(Beginning of Extracted information)

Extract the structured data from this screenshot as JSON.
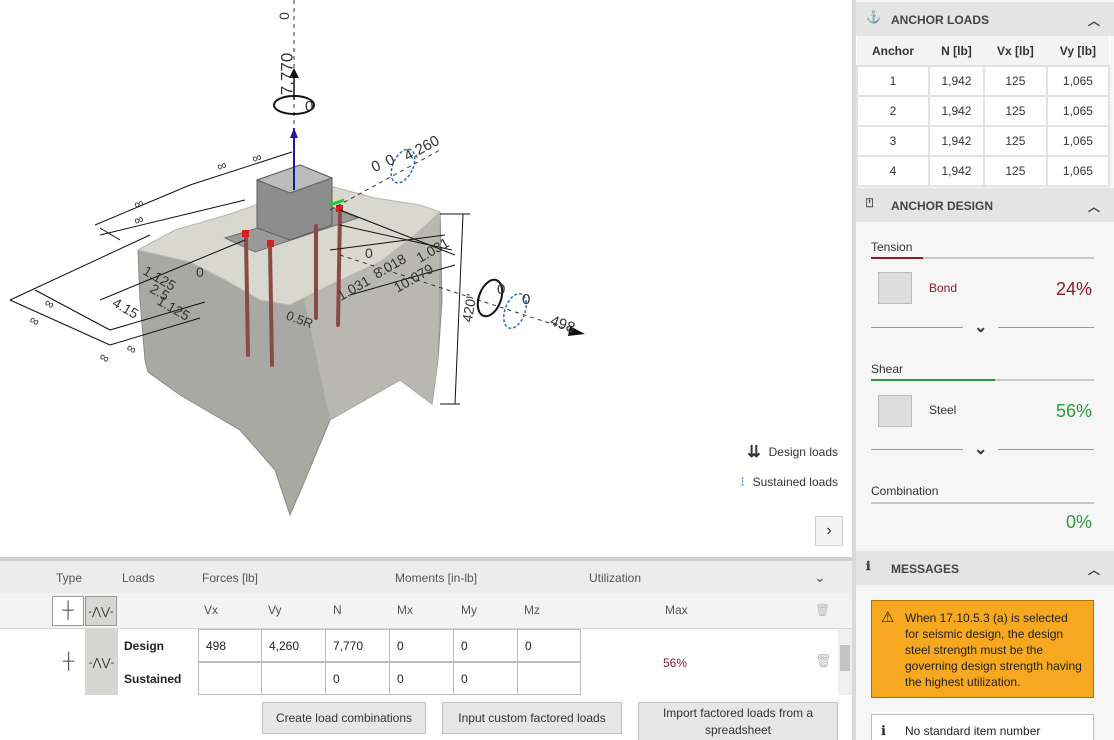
{
  "viewport": {
    "dims": {
      "top_vertical": "7,770",
      "top_tip": "0",
      "top_moment": "0",
      "mx_value": "4,260",
      "mx_a": "0",
      "mx_b": "0",
      "vx_arrow": "498",
      "vx_moment_a": "0",
      "vx_moment_b": "0",
      "depth": "420\"",
      "radius": "0.5R",
      "left_1": "1.125",
      "left_2": "4.15",
      "left_3": "1.125",
      "left_4": "2.5",
      "left_zero": "0",
      "right_1": "1.031",
      "right_2": "8.018",
      "right_3": "1.031",
      "right_4": "10.079",
      "right_zero": "0",
      "inf": "∞"
    },
    "legend": {
      "design": "Design loads",
      "sustained": "Sustained loads"
    }
  },
  "loads": {
    "header": {
      "type": "Type",
      "loads": "Loads",
      "forces": "Forces [lb]",
      "moments": "Moments [in-lb]",
      "utilization": "Utilization"
    },
    "columns": [
      "Vx",
      "Vy",
      "N",
      "Mx",
      "My",
      "Mz",
      "Max"
    ],
    "rows": [
      {
        "label": "Design",
        "vx": "498",
        "vy": "4,260",
        "n": "7,770",
        "mx": "0",
        "my": "0",
        "mz": "0"
      },
      {
        "label": "Sustained",
        "vx": "",
        "vy": "",
        "n": "0",
        "mx": "0",
        "my": "0",
        "mz": ""
      }
    ],
    "utilization_value": "56%",
    "buttons": {
      "create": "Create load combinations",
      "custom": "Input custom factored loads",
      "import": "Import factored loads from a spreadsheet"
    }
  },
  "sidebar": {
    "anchor_loads": {
      "title": "ANCHOR LOADS",
      "columns": [
        "Anchor",
        "N [lb]",
        "Vx [lb]",
        "Vy [lb]"
      ],
      "rows": [
        {
          "anchor": "1",
          "n": "1,942",
          "vx": "125",
          "vy": "1,065"
        },
        {
          "anchor": "2",
          "n": "1,942",
          "vx": "125",
          "vy": "1,065"
        },
        {
          "anchor": "3",
          "n": "1,942",
          "vx": "125",
          "vy": "1,065"
        },
        {
          "anchor": "4",
          "n": "1,942",
          "vx": "125",
          "vy": "1,065"
        }
      ]
    },
    "anchor_design": {
      "title": "ANCHOR DESIGN",
      "tension": {
        "label": "Tension",
        "item": "Bond",
        "value": "24%",
        "color": "#8b1a2b"
      },
      "shear": {
        "label": "Shear",
        "item": "Steel",
        "value": "56%",
        "color": "#2e9a3e"
      },
      "combination": {
        "label": "Combination",
        "value": "0%",
        "color": "#2e9a3e"
      }
    },
    "messages": {
      "title": "MESSAGES",
      "warning": "When 17.10.5.3 (a) is selected for seismic design, the design steel strength must be the governing design strength having the highest utilization.",
      "info": "No standard item number"
    }
  }
}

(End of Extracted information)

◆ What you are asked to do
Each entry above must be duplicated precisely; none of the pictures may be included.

◆ Answer below
Extract the structured data from this screenshot as JSON.
{
  "viewport": {
    "dims": {
      "top_vertical": "7,770",
      "top_tip": "0",
      "top_moment": "0",
      "mx_value": "4,260",
      "mx_a": "0",
      "mx_b": "0",
      "vx_arrow": "498",
      "vx_moment_a": "0",
      "vx_moment_b": "0",
      "depth": "420\"",
      "radius": "0.5R",
      "left_1": "1.125",
      "left_2": "4.15",
      "left_3": "1.125",
      "left_4": "2.5",
      "left_zero": "0",
      "right_1": "1.031",
      "right_2": "8.018",
      "right_3": "1.031",
      "right_4": "10.079",
      "right_zero": "0",
      "inf": "∞"
    },
    "legend": {
      "design": "Design loads",
      "sustained": "Sustained loads"
    }
  },
  "loads": {
    "header": {
      "type": "Type",
      "loads": "Loads",
      "forces": "Forces [lb]",
      "moments": "Moments [in-lb]",
      "utilization": "Utilization"
    },
    "columns": [
      "Vx",
      "Vy",
      "N",
      "Mx",
      "My",
      "Mz",
      "Max"
    ],
    "rows": [
      {
        "label": "Design",
        "vx": "498",
        "vy": "4,260",
        "n": "7,770",
        "mx": "0",
        "my": "0",
        "mz": "0"
      },
      {
        "label": "Sustained",
        "vx": "",
        "vy": "",
        "n": "0",
        "mx": "0",
        "my": "0",
        "mz": ""
      }
    ],
    "utilization_value": "56%",
    "buttons": {
      "create": "Create load combinations",
      "custom": "Input custom factored loads",
      "import": "Import factored loads from a spreadsheet"
    }
  },
  "sidebar": {
    "anchor_loads": {
      "title": "ANCHOR LOADS",
      "columns": [
        "Anchor",
        "N [lb]",
        "Vx [lb]",
        "Vy [lb]"
      ],
      "rows": [
        {
          "anchor": "1",
          "n": "1,942",
          "vx": "125",
          "vy": "1,065"
        },
        {
          "anchor": "2",
          "n": "1,942",
          "vx": "125",
          "vy": "1,065"
        },
        {
          "anchor": "3",
          "n": "1,942",
          "vx": "125",
          "vy": "1,065"
        },
        {
          "anchor": "4",
          "n": "1,942",
          "vx": "125",
          "vy": "1,065"
        }
      ]
    },
    "anchor_design": {
      "title": "ANCHOR DESIGN",
      "tension": {
        "label": "Tension",
        "item": "Bond",
        "value": "24%",
        "color": "#8b1a2b"
      },
      "shear": {
        "label": "Shear",
        "item": "Steel",
        "value": "56%",
        "color": "#2e9a3e"
      },
      "combination": {
        "label": "Combination",
        "value": "0%",
        "color": "#2e9a3e"
      }
    },
    "messages": {
      "title": "MESSAGES",
      "warning": "When 17.10.5.3 (a) is selected for seismic design, the design steel strength must be the governing design strength having the highest utilization.",
      "info": "No standard item number"
    }
  }
}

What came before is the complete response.